While fans and analyst can point to several reasons why the team has struggled this season, the greatest catalyst for the Buffalo Sabres disappointing 2013 is their poor play on the power play and on the penalty kill. The Sabres rank dead last in the NHL when it comes to converting with the man advantage, while they are barely doing much better with a ranking of 26th when it comes to being a man down.
Breaking Down the Special Teams Struggles
This doesn’t tell the whole story, however. Lets break it down a bit further through the first 40 games. The Sabres have scored a woeful 17 power-play goals, while giving up 7 shorthanded goals (which is in fact, worst in the league). That gives them a plus-10 aggregate with the man advantage. When the team is shorthanded, they have surrendered 34 goals, while scoring 6 (which is good for second best in the league and one of the few bright spots on special teams. That gives the Sabres a minus-28 aggregate. Adding the two totals together leaves the team with 18 less goals than their opponents.
Inversely, lets look at how the team performance at even strength. The Buffalo Sabres have a goals for to goals against ratio of exactly one, meaning they’ve given up as many goals as they’ve scored while playing with the same number of skaters as the opposing team. That ration places them right in the middle of the pack with a league ranking of 15th. So, if the team was able to simply break even on special teams (meaning they have a goals against to goals for ratio of about one), they’d be right in the thick of the playoff race.

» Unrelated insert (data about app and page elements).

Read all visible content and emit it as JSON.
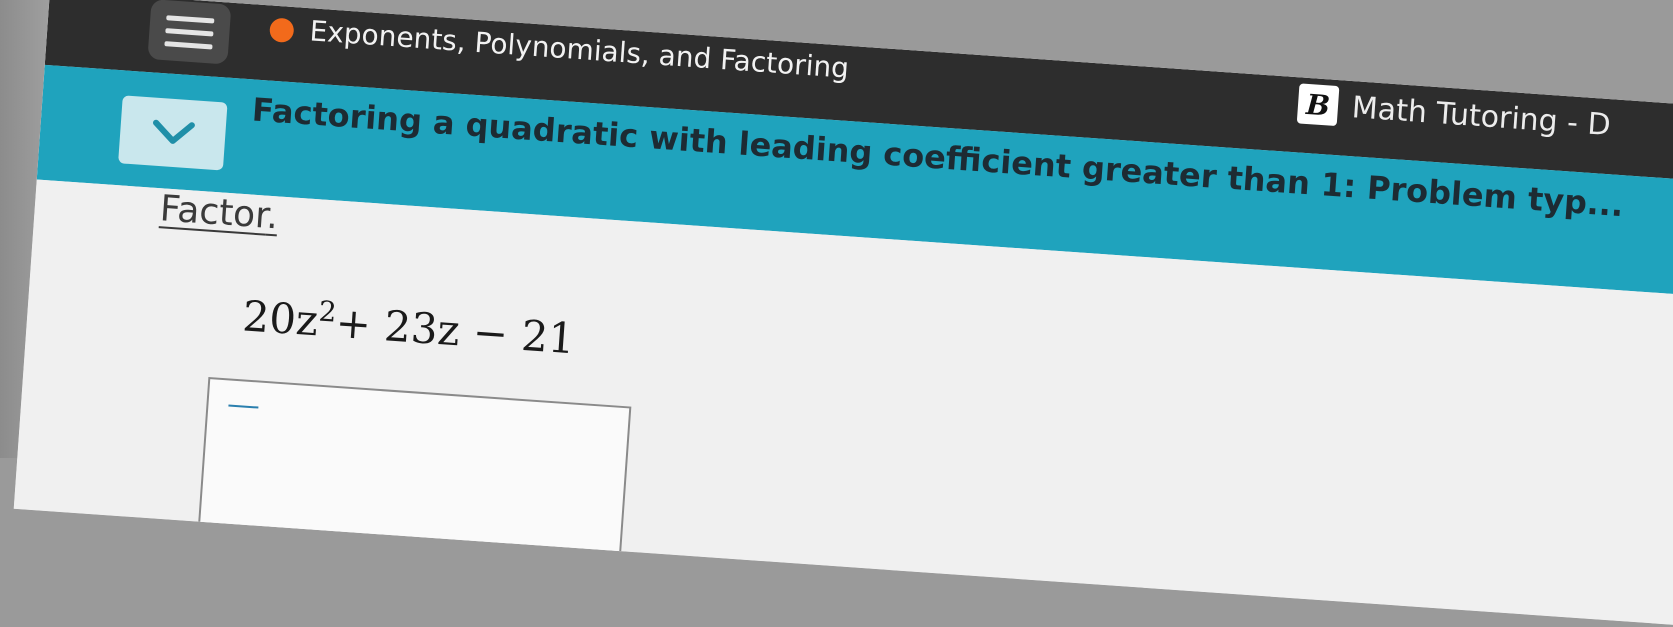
{
  "header": {
    "topic": "Exponents, Polynomials, and Factoring",
    "tutoring_tab": "Math Tutoring - D",
    "tutoring_logo_letter": "B",
    "topic_status_color": "#f26a1b"
  },
  "lesson": {
    "title": "Factoring a quadratic with leading coefficient greater than 1: Problem typ..."
  },
  "problem": {
    "instruction": "Factor",
    "instruction_end": ".",
    "expression": {
      "coefficient": "20z",
      "exponent": "2",
      "remainder": "+ 23z − 21"
    }
  },
  "icons": {
    "menu": "hamburger-menu-icon",
    "collapse": "chevron-down-icon"
  },
  "colors": {
    "accent": "#1fa3bd",
    "topbar": "#2d2d2d"
  }
}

The Impact of Special Teams Play on the Franchise
Not only has the Buffalo Sabres special teams play affected the team’s season — with the team only having a two-percent chance of making the playoffs — but has begun to reshape the entire franchise. If the team was currently occupying one of the top-eight playoff spots in the Eastern Conference, former head coach Lindy Ruff would still be behind the bench and former captain Jason Pominville would still be anchoring the team’s top line instead of helping the Minnesota Wild to make to the postseason.
And, this only appears to be the tip of the iceberg for change in Buffalo. Rumors have General Manager Darcy Regier on the hot seat as well as Thomas Vanek, Drew Stafford and Ryan Miller on the trading block, when we arrive at the offseason. Again, if the team was on the verge of qualifying for the postseason, none of these topics would be discussed right now.
However, not everyone seems to be too panicked in Buffalo about the changes and potential shake ups. A lot members in the local media as well as fans have been clamoring for a change for several years now. The next big question is, how long will this rebuild (yes, I said that blasphemous R-word) take? The Sabres have stock piled a number of early round picks for the next few drafts and also have a lot of promising prospects in the pipeline, including the likes of Jake McCabe, Joel Armia, Mikhail Gregorenko and Zemgus Girgensons. However, the team’s strategy is uncertain. Will they use these assets as potential trading pieces for more established players or will they be patient and grow from within? Only time will tell. But, one thing is for certain. It should be a very interest summer in Buffalo as the franchise begins to reshape itself.
As an American based in Amsterdam, Joe provides a unique hockey insight, bringing a global perspective to the game. Joe has several years of experience covering the game on both a domestic and international level, including being credentialed for multiple World and World Junior Championships.